Media with little deadline time postgame on bad weather Tuesday night in Northwest Arkansas to delve with depth regarding Anderson playing barely-used freshman forward Gabe Osabuohien for 17 minutes against South Carolina barraged him with questions at Thursday’s press conference.
Anderson explained that other than alternating five-men Daniel Gafford, the freshman from El Dorado, and senior Trey Thompson, the Madison native and Forrest City High grad, the Hogs have been consistently inconsistent at the power forward spot with seniors Dustin Thomas, not used against South Carolina though he will play against Vandy, Anderson said Thursday, and Arlando Cook and sophomore Adrio Bailey, the starter against South Carolina.

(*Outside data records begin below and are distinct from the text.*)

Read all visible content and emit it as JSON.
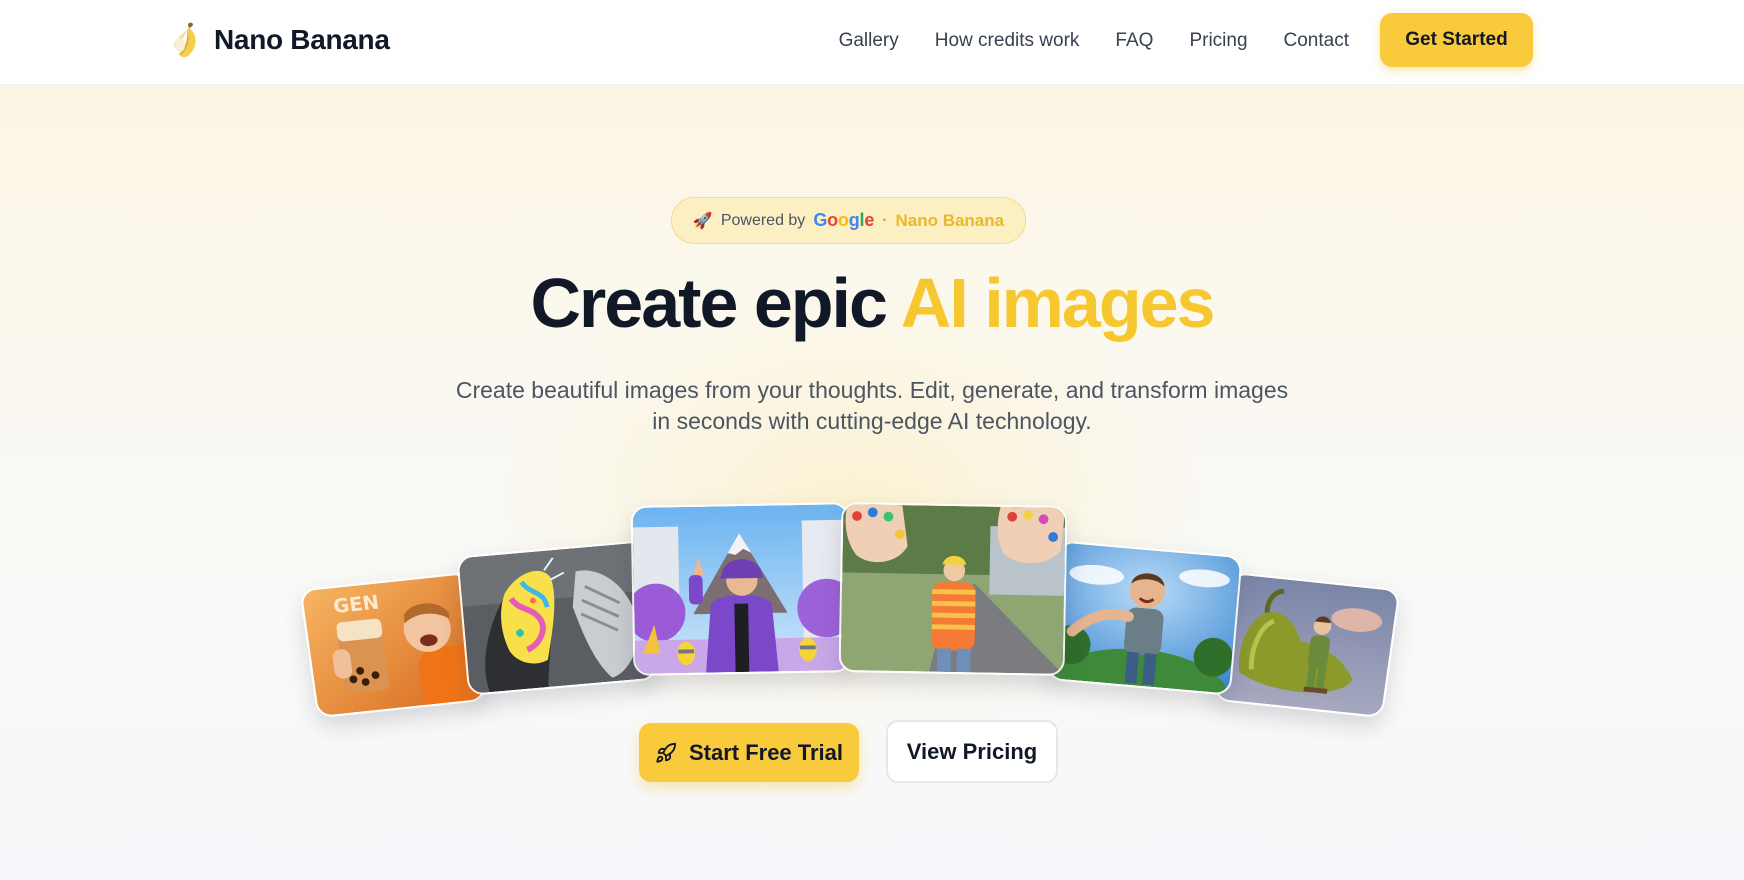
{
  "header": {
    "brand": {
      "name": "Nano Banana",
      "icon": "banana-icon"
    },
    "nav": [
      {
        "label": "Gallery"
      },
      {
        "label": "How credits work"
      },
      {
        "label": "FAQ"
      },
      {
        "label": "Pricing"
      },
      {
        "label": "Contact"
      }
    ],
    "cta_label": "Get Started"
  },
  "hero": {
    "badge": {
      "icon": "rocket-icon",
      "prefix": "Powered by",
      "google_letters": [
        "G",
        "o",
        "o",
        "g",
        "l",
        "e"
      ],
      "separator": "·",
      "product": "Nano Banana"
    },
    "headline": {
      "dark": "Create epic",
      "accent": "AI images"
    },
    "subtitle": "Create beautiful images from your thoughts. Edit, generate, and transform images in seconds with cutting-edge AI technology.",
    "gallery": [
      {
        "name": "gallery-image-bubble-tea",
        "overlay_text": "GEN"
      },
      {
        "name": "gallery-image-painted-sneakers"
      },
      {
        "name": "gallery-image-purple-jacket-street"
      },
      {
        "name": "gallery-image-painted-hands"
      },
      {
        "name": "gallery-image-fisheye-selfie"
      },
      {
        "name": "gallery-image-giant-pepper"
      }
    ],
    "primary_cta": {
      "label": "Start Free Trial",
      "icon": "rocket-icon"
    },
    "secondary_cta": {
      "label": "View Pricing"
    }
  },
  "colors": {
    "accent": "#f8ca3c",
    "headline_accent": "#f7c730",
    "text_dark": "#111827",
    "text_muted": "#4b5563"
  }
}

Osabuohien had the furthest to come upon arrival, but consistently improved in practice and consistently asserted his 6-8, 219-pound frame on the dirty work end, whether rebounding or taking charges, a team-leading seven despite the fewest minutes (69) of any scholarship player.
Osabuohien took two charges against South Carolina, forced a five-second call, grabbed four rebounds, kicking out his offensive rebound for an assist on a Jaylen Barford 3-pointer.
“I was going to play him because he has been really practicing well,” Anderson said of bringing Osabuohien off the bench early for Bailey and sticking with him for key minutes both halves.
“I think he gives us another injection of enthusiasm and energy. And this is a time of year that you need energy and you can get it from a guy like that that’s 6-8 or 6-9 and can rebound and play real rugged. To me, that’s a blue-collar kind of guy.”
A blue-collar guy with blue-collar guts and white-collar smarts how to take charge taking a charge.
“When you go over the defensive drills, he's one of those guys that really listens,” Anderson said. “And it's just his instincts. His instincts are really, really good.
“Especially with the way we play. Our defense is geared to getting people sped up, and if you can get a big guy back there that can read and anticipate, and get to those spots when those guys are getting out of control, those are big plays.”
Anderson always emphasizes who plays the key minutes is more important than who starts the game but did not rule out Osabuohien debut starting against Vandy Saturday.
“In terms of who we’ll start, we’ll see what takes place in practice,” Anderson said. “We haven’t had anybody just be consistent.
“You get quality minutes on what you do with those minutes and the other night in Gabe’s case, this guy just had a big-time impact on the game and didn’t even score a bucket.
“I mean two charges, a five-second call, some tremendous rebounds, good passes, good screens. His basketball IQ is huge for our team.”